- The Treasury said that the offer was oversubscribed more than four times, attracting bids worth Sh582.7 billion ($5.4 billion).
- Experts say that the country’s risk profile has been lowered by the backing of the IMF and the World Bank, which have agreed programmes in excess of $4 billion in the past one year.
- Kenya’s commercial debt is mainly in Eurobonds and syndicated loans which accounted for about 26 percent of external public debt at the end of 2020.
Kenya has raised Sh108 billion ($1 billion) in a Eurobond issuance, at an interest rate of 6.3 percent for the 12-year bond that is the fourth sovereign debt to be floated by the country since 2014.
The Treasury said that the offer was oversubscribed more than four times, attracting bids worth Sh582.7 billion ($5.4 billion).
The country had been shopping for investors for the bond since Tuesday in a virtual roadshow, and said on Thursday evening that it hit its target of Sh108 billion in less than a week for the loan whose principal will be paid back in two tranches to ease repayment pressure down the road.
The public debt management office has been working to reduce borrowing rates and lengthen or stagger repayment periods to ease pressure on the country’s cash flow.
“We went to the market seeking to raise $1 billion and stuck to the discipline of our target amount despite the oversubscription and competitive pricing,” said Dr Haron Sirima, the director general of the Public Debt Management Office.

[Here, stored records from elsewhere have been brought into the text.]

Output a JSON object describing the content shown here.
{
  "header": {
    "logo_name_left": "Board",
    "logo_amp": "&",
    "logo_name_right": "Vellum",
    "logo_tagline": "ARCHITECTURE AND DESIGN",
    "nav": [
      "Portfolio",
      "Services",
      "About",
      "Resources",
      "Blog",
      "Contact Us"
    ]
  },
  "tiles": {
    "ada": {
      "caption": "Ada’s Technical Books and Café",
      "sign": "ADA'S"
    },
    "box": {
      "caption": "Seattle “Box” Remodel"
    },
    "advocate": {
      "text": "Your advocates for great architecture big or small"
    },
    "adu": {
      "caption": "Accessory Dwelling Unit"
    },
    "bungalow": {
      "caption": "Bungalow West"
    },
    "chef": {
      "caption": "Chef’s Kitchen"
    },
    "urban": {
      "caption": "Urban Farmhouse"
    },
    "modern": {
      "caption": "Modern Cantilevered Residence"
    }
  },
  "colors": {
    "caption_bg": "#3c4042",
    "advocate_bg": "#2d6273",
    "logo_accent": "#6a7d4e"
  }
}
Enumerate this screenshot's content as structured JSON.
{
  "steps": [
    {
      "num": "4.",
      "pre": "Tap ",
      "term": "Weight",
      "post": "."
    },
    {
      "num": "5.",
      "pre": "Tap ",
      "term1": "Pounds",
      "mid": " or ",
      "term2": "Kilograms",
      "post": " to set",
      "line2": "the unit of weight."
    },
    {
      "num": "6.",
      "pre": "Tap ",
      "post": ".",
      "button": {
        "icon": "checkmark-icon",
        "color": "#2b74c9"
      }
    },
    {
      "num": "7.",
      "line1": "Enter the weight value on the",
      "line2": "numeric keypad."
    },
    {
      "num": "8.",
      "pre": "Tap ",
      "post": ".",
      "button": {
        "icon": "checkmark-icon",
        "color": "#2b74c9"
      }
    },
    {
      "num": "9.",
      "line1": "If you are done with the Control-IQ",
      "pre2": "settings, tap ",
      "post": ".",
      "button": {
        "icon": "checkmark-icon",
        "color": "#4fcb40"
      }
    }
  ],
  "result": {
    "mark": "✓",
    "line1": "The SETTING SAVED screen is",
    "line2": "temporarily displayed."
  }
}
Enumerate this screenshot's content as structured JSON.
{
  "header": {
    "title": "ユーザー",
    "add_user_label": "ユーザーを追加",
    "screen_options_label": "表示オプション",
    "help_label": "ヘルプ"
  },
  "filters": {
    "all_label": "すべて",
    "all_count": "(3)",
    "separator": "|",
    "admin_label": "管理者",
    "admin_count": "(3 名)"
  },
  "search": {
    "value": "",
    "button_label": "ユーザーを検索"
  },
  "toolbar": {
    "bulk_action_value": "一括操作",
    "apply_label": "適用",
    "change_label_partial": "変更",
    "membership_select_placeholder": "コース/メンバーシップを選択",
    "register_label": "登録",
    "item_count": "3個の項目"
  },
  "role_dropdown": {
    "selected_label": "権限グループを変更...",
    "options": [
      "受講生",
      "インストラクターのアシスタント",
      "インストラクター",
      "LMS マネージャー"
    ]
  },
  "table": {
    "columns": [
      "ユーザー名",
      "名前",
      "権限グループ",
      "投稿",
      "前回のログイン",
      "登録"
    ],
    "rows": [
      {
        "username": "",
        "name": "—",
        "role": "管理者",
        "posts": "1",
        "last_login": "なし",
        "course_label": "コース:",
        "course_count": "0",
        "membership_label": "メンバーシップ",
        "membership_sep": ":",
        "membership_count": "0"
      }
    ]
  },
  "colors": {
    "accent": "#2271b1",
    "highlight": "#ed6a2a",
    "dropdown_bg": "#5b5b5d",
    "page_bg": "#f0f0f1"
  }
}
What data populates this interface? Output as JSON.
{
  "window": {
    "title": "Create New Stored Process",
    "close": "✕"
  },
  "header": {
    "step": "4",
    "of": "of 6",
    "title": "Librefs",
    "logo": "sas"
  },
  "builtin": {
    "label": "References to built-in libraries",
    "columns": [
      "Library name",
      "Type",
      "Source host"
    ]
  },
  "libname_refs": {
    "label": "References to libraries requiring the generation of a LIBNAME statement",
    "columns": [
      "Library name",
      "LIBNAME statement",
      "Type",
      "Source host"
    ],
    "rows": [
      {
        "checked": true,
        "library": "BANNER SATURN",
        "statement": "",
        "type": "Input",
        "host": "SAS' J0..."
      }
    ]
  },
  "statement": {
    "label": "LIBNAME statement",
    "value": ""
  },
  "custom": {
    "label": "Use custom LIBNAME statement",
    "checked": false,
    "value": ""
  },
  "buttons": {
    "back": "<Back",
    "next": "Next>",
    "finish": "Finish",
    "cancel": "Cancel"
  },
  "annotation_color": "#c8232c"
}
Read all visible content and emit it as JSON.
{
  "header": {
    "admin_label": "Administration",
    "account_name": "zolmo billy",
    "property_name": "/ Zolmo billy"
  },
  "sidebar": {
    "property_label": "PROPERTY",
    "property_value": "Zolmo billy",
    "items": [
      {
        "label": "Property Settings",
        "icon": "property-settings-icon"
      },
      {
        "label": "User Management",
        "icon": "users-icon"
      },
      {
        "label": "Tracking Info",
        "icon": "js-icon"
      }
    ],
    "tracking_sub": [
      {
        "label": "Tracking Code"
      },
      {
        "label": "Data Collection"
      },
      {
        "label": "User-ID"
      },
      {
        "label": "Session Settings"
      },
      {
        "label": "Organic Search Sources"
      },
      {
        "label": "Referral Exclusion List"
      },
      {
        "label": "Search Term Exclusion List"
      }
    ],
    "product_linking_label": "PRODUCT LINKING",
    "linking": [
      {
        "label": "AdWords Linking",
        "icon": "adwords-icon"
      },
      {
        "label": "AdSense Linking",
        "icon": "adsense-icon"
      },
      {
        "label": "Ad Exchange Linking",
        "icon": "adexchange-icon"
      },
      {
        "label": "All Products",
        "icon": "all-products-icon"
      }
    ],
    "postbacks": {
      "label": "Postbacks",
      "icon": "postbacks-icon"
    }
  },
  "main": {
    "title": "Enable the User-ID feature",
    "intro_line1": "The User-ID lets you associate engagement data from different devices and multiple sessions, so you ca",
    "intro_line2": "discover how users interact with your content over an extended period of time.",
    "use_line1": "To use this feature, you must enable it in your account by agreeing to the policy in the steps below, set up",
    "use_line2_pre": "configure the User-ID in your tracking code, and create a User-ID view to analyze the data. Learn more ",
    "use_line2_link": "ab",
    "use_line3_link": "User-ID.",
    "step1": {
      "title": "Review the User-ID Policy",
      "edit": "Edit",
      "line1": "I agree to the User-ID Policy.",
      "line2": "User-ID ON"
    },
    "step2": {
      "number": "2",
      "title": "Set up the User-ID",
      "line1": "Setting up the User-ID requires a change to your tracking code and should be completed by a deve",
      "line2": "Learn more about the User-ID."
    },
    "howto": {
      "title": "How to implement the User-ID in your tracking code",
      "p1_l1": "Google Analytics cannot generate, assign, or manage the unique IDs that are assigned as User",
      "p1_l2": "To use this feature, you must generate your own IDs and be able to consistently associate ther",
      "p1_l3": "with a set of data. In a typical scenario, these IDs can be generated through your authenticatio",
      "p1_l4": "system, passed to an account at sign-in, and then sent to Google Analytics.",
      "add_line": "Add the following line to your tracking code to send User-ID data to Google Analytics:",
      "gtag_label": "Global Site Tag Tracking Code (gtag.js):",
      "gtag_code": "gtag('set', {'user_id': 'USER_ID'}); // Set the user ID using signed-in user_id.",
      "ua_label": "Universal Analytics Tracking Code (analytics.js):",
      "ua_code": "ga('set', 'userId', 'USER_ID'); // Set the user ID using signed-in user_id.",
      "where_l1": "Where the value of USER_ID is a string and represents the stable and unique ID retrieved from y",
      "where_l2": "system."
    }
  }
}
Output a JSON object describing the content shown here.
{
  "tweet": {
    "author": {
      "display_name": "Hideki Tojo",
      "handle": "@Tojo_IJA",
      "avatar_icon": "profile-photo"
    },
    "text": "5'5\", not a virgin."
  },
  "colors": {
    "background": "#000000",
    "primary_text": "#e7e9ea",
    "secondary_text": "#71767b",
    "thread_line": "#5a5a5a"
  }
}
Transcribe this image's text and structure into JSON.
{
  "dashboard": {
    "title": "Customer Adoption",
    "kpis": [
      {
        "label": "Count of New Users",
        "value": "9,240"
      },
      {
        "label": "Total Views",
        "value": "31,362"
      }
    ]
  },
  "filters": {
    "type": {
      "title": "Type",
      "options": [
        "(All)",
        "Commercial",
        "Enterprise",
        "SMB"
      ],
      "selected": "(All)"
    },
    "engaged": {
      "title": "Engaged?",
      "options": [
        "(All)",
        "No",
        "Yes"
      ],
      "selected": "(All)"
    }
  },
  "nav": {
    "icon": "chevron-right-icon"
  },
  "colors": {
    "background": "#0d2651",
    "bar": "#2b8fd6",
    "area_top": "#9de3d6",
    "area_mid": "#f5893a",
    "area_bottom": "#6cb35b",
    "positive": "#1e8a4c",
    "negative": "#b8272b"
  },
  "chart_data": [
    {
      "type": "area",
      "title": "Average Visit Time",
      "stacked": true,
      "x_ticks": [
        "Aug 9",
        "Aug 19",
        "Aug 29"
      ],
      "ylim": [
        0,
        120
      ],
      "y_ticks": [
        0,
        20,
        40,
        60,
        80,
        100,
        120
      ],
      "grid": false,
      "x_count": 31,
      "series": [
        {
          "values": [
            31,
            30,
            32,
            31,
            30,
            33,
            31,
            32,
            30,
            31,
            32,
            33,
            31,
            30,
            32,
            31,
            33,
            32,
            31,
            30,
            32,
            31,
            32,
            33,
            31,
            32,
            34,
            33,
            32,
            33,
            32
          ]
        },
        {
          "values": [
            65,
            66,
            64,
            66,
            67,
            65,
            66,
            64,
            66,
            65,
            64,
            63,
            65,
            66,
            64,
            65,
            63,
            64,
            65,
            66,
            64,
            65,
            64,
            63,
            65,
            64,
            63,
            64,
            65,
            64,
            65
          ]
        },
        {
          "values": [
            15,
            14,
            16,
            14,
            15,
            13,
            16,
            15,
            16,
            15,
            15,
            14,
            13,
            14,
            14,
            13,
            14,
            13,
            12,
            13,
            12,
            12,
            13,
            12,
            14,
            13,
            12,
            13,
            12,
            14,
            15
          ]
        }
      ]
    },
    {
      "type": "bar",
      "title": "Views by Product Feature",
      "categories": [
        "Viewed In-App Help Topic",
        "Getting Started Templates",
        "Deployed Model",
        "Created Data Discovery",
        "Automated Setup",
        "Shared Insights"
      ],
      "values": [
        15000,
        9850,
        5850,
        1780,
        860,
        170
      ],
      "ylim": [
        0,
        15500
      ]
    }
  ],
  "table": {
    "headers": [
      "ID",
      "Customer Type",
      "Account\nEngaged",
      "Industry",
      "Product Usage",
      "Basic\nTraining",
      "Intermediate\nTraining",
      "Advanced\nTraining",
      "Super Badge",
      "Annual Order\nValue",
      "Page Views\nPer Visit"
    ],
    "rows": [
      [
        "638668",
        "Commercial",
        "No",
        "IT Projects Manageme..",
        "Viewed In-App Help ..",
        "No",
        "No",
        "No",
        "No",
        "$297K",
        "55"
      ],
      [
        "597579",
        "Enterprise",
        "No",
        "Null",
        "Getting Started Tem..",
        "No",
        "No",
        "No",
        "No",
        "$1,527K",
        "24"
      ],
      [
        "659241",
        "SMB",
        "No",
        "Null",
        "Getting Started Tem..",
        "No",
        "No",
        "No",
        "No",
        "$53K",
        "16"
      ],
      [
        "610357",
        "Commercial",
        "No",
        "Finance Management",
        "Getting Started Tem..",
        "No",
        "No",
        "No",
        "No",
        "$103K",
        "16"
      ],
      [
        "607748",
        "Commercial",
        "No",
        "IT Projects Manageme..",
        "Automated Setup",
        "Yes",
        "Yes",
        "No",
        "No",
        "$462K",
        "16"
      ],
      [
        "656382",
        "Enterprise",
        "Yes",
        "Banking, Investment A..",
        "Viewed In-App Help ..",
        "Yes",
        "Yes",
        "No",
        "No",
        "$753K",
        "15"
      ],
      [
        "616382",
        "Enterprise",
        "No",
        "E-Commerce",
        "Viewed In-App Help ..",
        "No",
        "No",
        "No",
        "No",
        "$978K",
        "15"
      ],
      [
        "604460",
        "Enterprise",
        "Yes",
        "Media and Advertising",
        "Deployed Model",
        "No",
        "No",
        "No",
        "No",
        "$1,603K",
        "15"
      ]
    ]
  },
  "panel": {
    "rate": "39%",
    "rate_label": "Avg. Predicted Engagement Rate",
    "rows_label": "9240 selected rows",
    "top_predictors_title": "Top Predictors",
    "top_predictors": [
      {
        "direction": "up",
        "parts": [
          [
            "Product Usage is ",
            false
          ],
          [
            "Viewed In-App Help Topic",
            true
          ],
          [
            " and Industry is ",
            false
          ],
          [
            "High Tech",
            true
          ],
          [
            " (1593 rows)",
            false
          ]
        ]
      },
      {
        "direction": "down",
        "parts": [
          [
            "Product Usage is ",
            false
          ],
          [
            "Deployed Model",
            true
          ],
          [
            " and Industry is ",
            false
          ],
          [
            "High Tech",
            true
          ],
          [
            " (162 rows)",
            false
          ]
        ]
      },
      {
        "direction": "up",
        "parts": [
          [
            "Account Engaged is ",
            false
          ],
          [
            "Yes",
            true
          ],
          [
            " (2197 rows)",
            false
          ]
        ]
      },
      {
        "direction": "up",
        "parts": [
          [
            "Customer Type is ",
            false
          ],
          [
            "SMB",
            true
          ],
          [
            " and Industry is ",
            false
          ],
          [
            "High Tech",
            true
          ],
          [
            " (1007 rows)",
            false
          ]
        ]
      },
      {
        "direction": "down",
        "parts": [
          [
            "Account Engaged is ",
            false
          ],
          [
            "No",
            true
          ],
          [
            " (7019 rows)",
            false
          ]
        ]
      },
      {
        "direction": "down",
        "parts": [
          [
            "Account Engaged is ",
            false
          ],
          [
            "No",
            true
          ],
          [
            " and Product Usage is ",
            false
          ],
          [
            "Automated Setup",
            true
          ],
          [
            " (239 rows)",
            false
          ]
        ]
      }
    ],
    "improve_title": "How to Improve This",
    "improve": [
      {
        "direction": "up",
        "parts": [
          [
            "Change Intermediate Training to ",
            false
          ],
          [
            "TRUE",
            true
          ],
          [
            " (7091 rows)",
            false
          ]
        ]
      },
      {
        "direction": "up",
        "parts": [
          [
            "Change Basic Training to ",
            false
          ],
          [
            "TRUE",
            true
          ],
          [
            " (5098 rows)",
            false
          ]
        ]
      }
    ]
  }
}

“Going forward we are optimistic that Kenya will successfully execute liability management operations in the next fiscal year in line with the debt strategy of lowering cost and minimising risks in the public debt portfolio.”
Amortising the bond— meaning that principal is paid down in instalments rather than in one bullet payment at maturity— will ease the rolling over of the bond when it becomes due.
This will help the country to avoid the headache of looking for a huge amount of dollars at one go to pay back the lenders, like will be the case in June 2024 when the $2 billion, 10-year tranche first Eurobond issued in June 2014 falls due.
“Final maturity (is on) 23 June 2034. Principal repayment is in two equal instalments on 23 June 2033 and 2034,” said the Treasury in roadshow documents seen earlier by Business Daily.
Experts say that the country’s risk profile has been lowered by the backing of the IMF and the World Bank, which have agreed programmes in excess of $4 billion in the past one year.
This has reassured investors that that the country is unlikely to face balance of payment problems, at least in the short term when the Covid-19 problems have hit economies hard.
This meant that investors in the new Eurobond were unlikely to demand a bigger premium in interest when lending to the country, hence the government’s success at securing a lower interest rate that it had been able to in the most recent Eurobonds taken in May 2019 and February 2018.
The 2019 bond raised $2.1 billion, which was in two tranches of $900 million priced at seven percent for a seven-year paper and eight percent for a 12-year, $1.2 billion tranche.
The one issued in February 2018 raised $2 billion in two equal tranches of $1 billion, paying 7.25 percent for the 10-year paper and 8.25 percent for the 30-year option.
Kenya’s commercial debt is mainly in Eurobonds and syndicated loans which accounted for about 26 percent of external public debt at the end of 2020.
Eurobonds account for 70 percent of Kenya’s commercial debt ($6.1 billion), while syndicated loans represent 27 percent (about $2.5 billion).
The borrowing has pushed total Kenyan debt to Sh7.4 trillion, which is equivalent to 69 percent of the GDP from 48.6 percent in 2015, raising questions about its sustainability.
The Treasury says it now prefers Eurobonds to syndicated loans that are arranged by a group of private banks that charge higher rates over shorter durations.
The surge of commercial debts piled since 2013 has, however, become expensive to sustain with repayments and interest taking up more than 65 percent of tax revenue in the next financial year.
The country has, therefore, gone back into the embrace of the Bretton Woods lenders after a prolonged period of avoiding these concessional loans which come with a raft of conditionalities tied to economic reforms.
This move has been informed by a desire to reduce the overall cost of external debt, given that these IMF and World Bank loans are much cheaper compared to commercial loans, come with a grace period and are repayable over a longer duration.
A debt review by the IMF shows that Kenya’s loans from multilateral lenders increased from $10.2 billion in 2019 to $13.7 billion in 2020.
In 2013 only seven percent of external debt was commercial, while 27 percent was from bilateral lenders and 64 percent from multilateral sources.